Ethiopia-Eritrea Border Opens for First Time in 20 Years

ethio-Eri. borderTwo border crossings between Ethiopia and Eritrea reopened on Tuesday 11 September, strengthening a promise of reconciliation between the countries’ leaders after a border war and 20 years of bitter relations.

In the presence of their defense forces, Prime Minister Abiy Ahmed and President Isaias Afwerki opened the frontier at Bure, at the easternmost end of their common border. It was once an area of intense fighting.

The ceremony coincided with celebrations for the Ethiopian New Year.

“We heralded the new year by demolishing the trenches along our border,” Abiy told media. “As of today, Ethiopia’s defense forces (along the border with Eritrea) will be gathered to camps and ease the tension that was often extreme. The same will be done from the Eritrean side.”

Video and photos emerged of people embracing, dancing and weeping as flags of both nations flapped in the breeze.

Some analysts have compared the events to fall of the Berlin Wall. Families that were separated on either side of the border are finally able to reconnect. The border reopening will also bring back trade. Bure gives landlocked Ethiopia access to Red Sea ports. The other reopened crossing, in the frontier town of Zalambessa, is northwest of Bure and on a major trade route between the countries.

The path toward peace began shortly after Abiy took office. In July, he stepped off a plane in Asmara, the capital of Eritrea, and hugged its president. Together they rewrote the future of their countries by signing a peace deal.

The reopening of the border is the latest sign that the once icy relations have thawed. The summer saw telephone connections restored, the first commercial flight in 20 years from Ethiopia to Eritrea and embassies reopening in the capitals.

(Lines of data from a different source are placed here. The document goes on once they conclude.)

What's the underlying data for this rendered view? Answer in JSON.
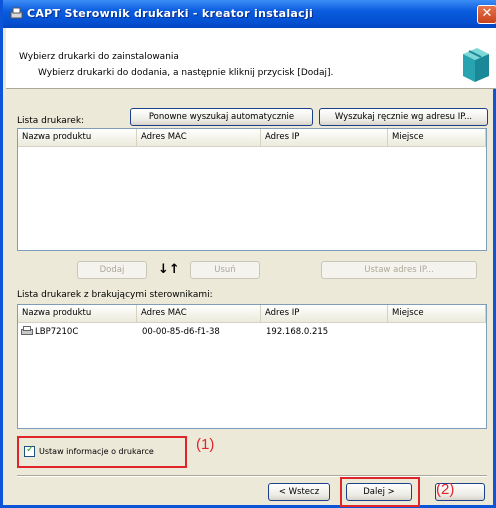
{
  "window": {
    "title": "CAPT Sterownik drukarki - kreator instalacji"
  },
  "header": {
    "title": "Wybierz drukarki do zainstalowania",
    "subtitle": "Wybierz drukarki do dodania, a następnie kliknij przycisk [Dodaj]."
  },
  "printers": {
    "label": "Lista drukarek:",
    "rescan_button": "Ponowne wyszukaj automatycznie",
    "manual_search_button": "Wyszukaj ręcznie wg adresu IP...",
    "columns": [
      "Nazwa produktu",
      "Adres MAC",
      "Adres IP",
      "Miejsce"
    ]
  },
  "actions": {
    "add_button": "Dodaj",
    "arrows": "↓↑",
    "remove_button": "Usuń",
    "set_ip_button": "Ustaw adres IP..."
  },
  "missing_drivers": {
    "label": "Lista drukarek z brakującymi sterownikami:",
    "columns": [
      "Nazwa produktu",
      "Adres MAC",
      "Adres IP",
      "Miejsce"
    ],
    "rows": [
      {
        "name": "LBP7210C",
        "mac": "00-00-85-d6-f1-38",
        "ip": "192.168.0.215",
        "place": ""
      }
    ]
  },
  "options": {
    "set_info_checkbox": "Ustaw informacje o drukarce",
    "checked": true
  },
  "navigation": {
    "back_button": "< Wstecz",
    "next_button": "Dalej >",
    "cancel_button": ""
  },
  "callouts": {
    "first": "(1)",
    "second": "(2)"
  },
  "colors": {
    "titlebar": "#0a5bde",
    "highlight": "#e0252b",
    "dialog": "#ece9d8"
  }
}
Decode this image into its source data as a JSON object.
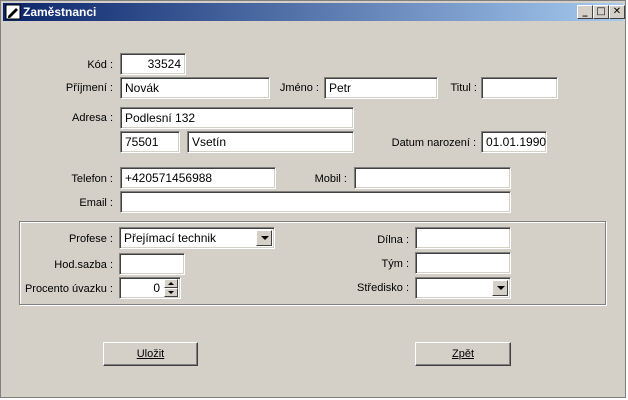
{
  "window": {
    "title": "Zaměstnanci",
    "min": "_",
    "max": "□",
    "close": "✕"
  },
  "form": {
    "kod_label": "Kód :",
    "kod_value": "33524",
    "prijmeni_label": "Příjmení :",
    "prijmeni_value": "Novák",
    "jmeno_label": "Jméno :",
    "jmeno_value": "Petr",
    "titul_label": "Titul :",
    "titul_value": "",
    "adresa_label": "Adresa :",
    "adresa_street": "Podlesní 132",
    "adresa_zip": "75501",
    "adresa_city": "Vsetín",
    "datum_label": "Datum narození :",
    "datum_value": "01.01.1990",
    "telefon_label": "Telefon :",
    "telefon_value": "+420571456988",
    "mobil_label": "Mobil :",
    "mobil_value": "",
    "email_label": "Email :",
    "email_value": ""
  },
  "work": {
    "profese_label": "Profese :",
    "profese_value": "Přejímací technik",
    "hodsazba_label": "Hod.sazba :",
    "hodsazba_value": "",
    "procento_label": "Procento úvazku :",
    "procento_value": "0",
    "dilna_label": "Dílna :",
    "dilna_value": "",
    "tym_label": "Tým :",
    "tym_value": "",
    "stredisko_label": "Středisko :",
    "stredisko_value": ""
  },
  "buttons": {
    "save": "Uložit",
    "back": "Zpět"
  }
}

The Chief of Staff for the Ethiopian Prime Minister, Fitsum Arega, called the border reopening “the full normalization” of relations. He said that with roads linking the countries open, “our recent tragic history is coming to an end.”

“This is the happiest day of my life,” Ruta Haddis, an Eritrean who lives near Zalambessa, told media. “I never thought this would take place in my lifetime.”